It’s not just a sexual attraction. It’s an identity.
There was never a lightbulb moment in which I realized, “Hey! I’m bisexual!” I actually spent several years with a growing sense that something about me wasn’t quite the norm.
It wasn’t until I started reading fan fiction in earnest that the knowledge sort of snuck up on me … I wasn’t heterosexual. Limiting my sexual interest to a single gender felt completely unnatural to me, so why should I keep faking it?
I decided to own the label when I went off to grad school—I’d simply introduce myself to new people as bi in the first place.
OK—no, I didn’t lead off with, “Hi, my name is Rebecca and I’m bisexual. How are you?” That would have labeled me as weird for a completely different reason! But I did make sure the topic arose early on in my interactions with new friends to present it as a simple fact about me—no different from my favorite color.
Little did they realize—I hope—how difficult it was for me to be so casual, how monumental our everyday conversation was to me. Eventually, after I sweated through the first few conversations, it stopped freaking me out so much.
New acquaintances were one thing—family was a much bigger issue to tackle. I promised myself if I ever started seriously dating a girl, I wouldn’t hide it. But same-sex relationships with slippery lines between friendship and romance proved to be a greater challenge than I anticipated. I put it off and put it off and put it off … and then I got married.
Hurrah! Problem solved. I ended up with a man, so the subject would never have to come up.
Except … the subject never did come up and it felt wrong. It felt wrong to lie by omission—to enter into political arguments with family members who had no idea the stakes were so personal to me. It felt wrong to be two different me’s—to monitor everything I said when visiting family. And it felt very wrong to raise my daughter to believe I’m something I’m not. I knew I would eventually want to tell her and making it a secret to be revealed implied that it was something to be ashamed of.
I’m not ashamed. I’m just one me. I’m bisexual—and I’m talking about it.
As you read this article, my family members are reading with you. Today is the day I stop hiding. I know there will be confusion and so many questions. I created this list of anticipated questions because I wanted to address these issues from the beginning. Let’s start talking together.
Here are some questions and answers for those who might not yet understand.
1. But … you’re married … to a man.
Yes! I am married to a wonderful man. Since I am attracted to men and women, I am free to marry either—thanks, Supreme Court! It happens to be a man in my case.
2. Does being married to a man mean you’re not bisexual anymore?
Being bisexual is a part of my identity and it didn’t disappear when I got married. I continue to find women attractive, because that’s how my body and brain work.

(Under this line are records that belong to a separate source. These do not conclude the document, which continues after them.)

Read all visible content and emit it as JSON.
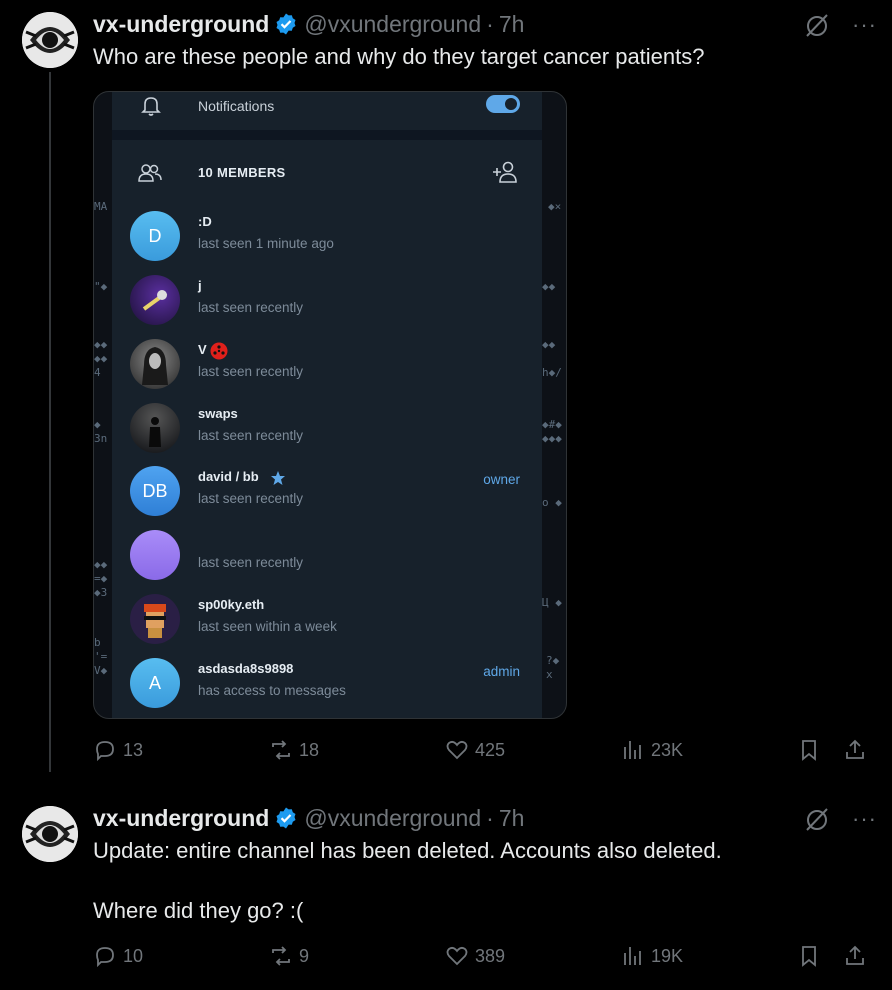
{
  "tweet1": {
    "display_name": "vx-underground",
    "handle": "@vxunderground",
    "dot": "·",
    "time": "7h",
    "text": "Who are these people and why do they target cancer patients?",
    "more": "···",
    "metrics": {
      "replies": "13",
      "reposts": "18",
      "likes": "425",
      "views": "23K"
    }
  },
  "screenshot": {
    "notifications_label": "Notifications",
    "notifications_on": true,
    "members_label": "10 MEMBERS",
    "members": [
      {
        "initials": "D",
        "name": ":D",
        "status": "last seen 1 minute ago",
        "role": "",
        "color": "#4fb0e8",
        "avatar_type": "initials"
      },
      {
        "initials": "",
        "name": "j",
        "status": "last seen recently",
        "role": "",
        "color": "#2b1a4f",
        "avatar_type": "image"
      },
      {
        "initials": "",
        "name": "V",
        "status": "last seen recently",
        "role": "",
        "color": "#444",
        "avatar_type": "image"
      },
      {
        "initials": "",
        "name": "swaps",
        "status": "last seen recently",
        "role": "",
        "color": "#1a1d22",
        "avatar_type": "image"
      },
      {
        "initials": "DB",
        "name": "david / bb",
        "status": "last seen recently",
        "role": "owner",
        "color": "#3d8fe0",
        "avatar_type": "initials"
      },
      {
        "initials": "",
        "name": "",
        "status": "last seen recently",
        "role": "",
        "color": "#9a7cf0",
        "avatar_type": "initials"
      },
      {
        "initials": "",
        "name": "sp00ky.eth",
        "status": "last seen within a week",
        "role": "",
        "color": "#3b2a5e",
        "avatar_type": "image"
      },
      {
        "initials": "A",
        "name": "asdasda8s9898",
        "status": "has access to messages",
        "role": "admin",
        "color": "#4fb0e8",
        "avatar_type": "initials"
      }
    ]
  },
  "tweet2": {
    "display_name": "vx-underground",
    "handle": "@vxunderground",
    "dot": "·",
    "time": "7h",
    "text_line1": "Update: entire channel has been deleted. Accounts also deleted.",
    "text_line2": "Where did they go? :(",
    "more": "···",
    "metrics": {
      "replies": "10",
      "reposts": "9",
      "likes": "389",
      "views": "19K"
    }
  },
  "colors": {
    "background": "#000000",
    "verified": "#1d9bf0",
    "muted": "#71767b",
    "link": "#5fa8e8"
  }
}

3. So, do you secretly have crushes on your female friends?
Just as straight women are able to have friendships with men that don’t involve sex, queer women are able to have friendships with women that don’t involve sex. I’m not attracted to every person I see—being bisexual simply means that I don’t automatically rule anyone out due to their gender.
4. Wait, I thought we weren’t supposed to say “queer.”
At one time, “queer” was used as a slur, but the LGBTQ community has largely embraced and reclaimed the term. Many of us find it to be the best way to describe a sexual identity “out of the norm.”
The best way to know how to refer to someone is to ask them how they self-identify. I do identify as queer, so it’s just fine to use that word with me.
5. Does your husband know?
My husband has known I’m bisexual since the day we met and it has never been an issue for us. He has also been part of my decision to come out now. I couldn’t ask for better emotional support.
6. Does being bisexual mean you cheat on your husband?
My husband and I made a commitment to each other and I would never break that commitment.
Bisexual people aren’t “naturally promiscuous” any more than straight people, but we get slapped with the assumption that no matter which gender we are with, we’re probably cheating on that person with someone from the other gender. That’s not how this works. My sexual identity has nothing to do with keeping the vows of my marriage.